I’ve been wanting to implement a POST protocol for my blog for a while. The urge got really bad since I’ve started using LiveWriter at my day job. It’s such a nice piece of software compared to blogging with the online HTML editor with it’s, often too smart, HTML cleanup, struggling with embedded pictures and loosing drafts. I even considered abandoning my own creation and using WordPress or some other blogging engine. Then the “not invented here” syndrome took over. I spent a few hours implementing a large part of AtomPUB, RFC-5023.
The Atom Publishing Protocol is an application-level protocol for publishing and editing web resources. The protocol is based on HTTP transfer of Atom-formatted representations. The Atom format is documented in the Atom Syndication Format, RFC-4287.
Generating Atom Feeds
My current blog implementation supports ATOM. This is done by using an asp:Repeater to which I bind a data set.
This works fine for generating feeds, but in order to consume ATOM posts I will need an object model for feed items. That’s where the “not invented here” syndrome has to stop and I am going to let Argotic do the job. First, by rewriting the above ASP.NET code in C#.
A client that creates posts must be able to find out where to POST to. This is done by creating a service document and pointing the default blog page to it. Interestingly LiveWriter is a little thick with relative URLs, the href below is actually replaced by full URI in code.
The service document describes a workspace with collections. We have two: one for posts and another for images. The one for posts includes post categories.
We now have Default.aspx that points to the service document, which points to AtomPost.aspx that can generate a feed. The rest doesn’t exist yet, but this is enough to make LiveWriter happy and allow it to register the blog. LiveWriter will automatically detect the Posts collection and, since it’s still a little thick, prompt to which image collection to post images to (we only have one).
To create a post we must at least understand a POST request to AtomPost.aspx.
The client is posting an ATOM entry that we must read.
The blog system has objects of type Post that are going to be created. Also note that the post comes with ATOM categories – here you would need to recognize which ones must be created and which ones exist as well as associate the categories with the new post. We’ll omit that code to simplify things.

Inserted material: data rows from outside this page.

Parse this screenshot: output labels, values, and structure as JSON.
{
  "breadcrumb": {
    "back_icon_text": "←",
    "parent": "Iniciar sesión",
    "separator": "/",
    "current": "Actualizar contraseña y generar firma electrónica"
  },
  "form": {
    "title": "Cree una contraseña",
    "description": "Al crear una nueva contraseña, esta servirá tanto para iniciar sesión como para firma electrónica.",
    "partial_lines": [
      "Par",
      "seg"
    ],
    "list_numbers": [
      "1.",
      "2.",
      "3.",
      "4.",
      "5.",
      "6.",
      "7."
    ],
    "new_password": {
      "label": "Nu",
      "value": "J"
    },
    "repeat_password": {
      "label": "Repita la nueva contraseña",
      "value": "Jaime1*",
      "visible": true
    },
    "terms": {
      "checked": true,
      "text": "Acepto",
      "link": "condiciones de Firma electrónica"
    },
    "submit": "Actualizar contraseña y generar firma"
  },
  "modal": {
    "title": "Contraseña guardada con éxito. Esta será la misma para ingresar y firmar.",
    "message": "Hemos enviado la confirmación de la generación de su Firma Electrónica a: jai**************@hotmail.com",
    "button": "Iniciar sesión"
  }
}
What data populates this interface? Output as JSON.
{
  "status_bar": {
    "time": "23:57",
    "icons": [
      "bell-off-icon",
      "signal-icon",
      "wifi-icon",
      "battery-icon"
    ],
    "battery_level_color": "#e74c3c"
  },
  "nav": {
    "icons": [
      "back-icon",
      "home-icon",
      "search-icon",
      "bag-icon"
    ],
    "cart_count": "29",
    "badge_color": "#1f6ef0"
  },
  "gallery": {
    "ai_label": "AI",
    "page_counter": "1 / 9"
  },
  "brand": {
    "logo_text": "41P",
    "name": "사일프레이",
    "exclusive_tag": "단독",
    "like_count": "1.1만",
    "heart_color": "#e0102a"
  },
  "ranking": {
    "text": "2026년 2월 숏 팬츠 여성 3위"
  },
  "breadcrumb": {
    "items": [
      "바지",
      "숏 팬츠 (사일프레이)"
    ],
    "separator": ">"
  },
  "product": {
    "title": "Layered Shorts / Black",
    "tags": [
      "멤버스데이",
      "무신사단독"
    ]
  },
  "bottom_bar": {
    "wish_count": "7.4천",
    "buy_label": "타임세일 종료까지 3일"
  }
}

The post has been created, the server must respond with 201 Created and a new location for this post.
We’ll also add metadata that describes the new post ID and location and return the post to the client.
There’s no more data to be written to the client. Note that this throws a ThreadAbortException that must be trapped in the page code.
Updating and Retrieving Posts
There’re actually four scenarios to implement in AtomPost.
GET : retrieve all posts – see Generating Atom Feeds code above.
GET with a post ID: retrieve a specific post - a subset of GET for all posts.
POST : create a post – see Creating Posts code above.
PUT with a post ID: update an existing post – see Creating Posts code above.
Images are similar to posts, except that image data is never embedded in an Atom entry. An image is simply POSTed as binary data and reused in posts with the location that the server returns.
Similarly to AtomPost, AtomImage supports GET, POST and PUT. You can see the full code here.
All the POST and PUT calls must be authenticated, but I will leave this exercise to your particular system. I use form-based authentication, so I got lazy and did basic authentication in code – it should move out to an authentication provider so that the blog system supports both form-based and basic auth.
This was pretty easy after-all. It took less time putting this code together than struggling with the HTML editor in the past. And I am now writing this in LiveWriter!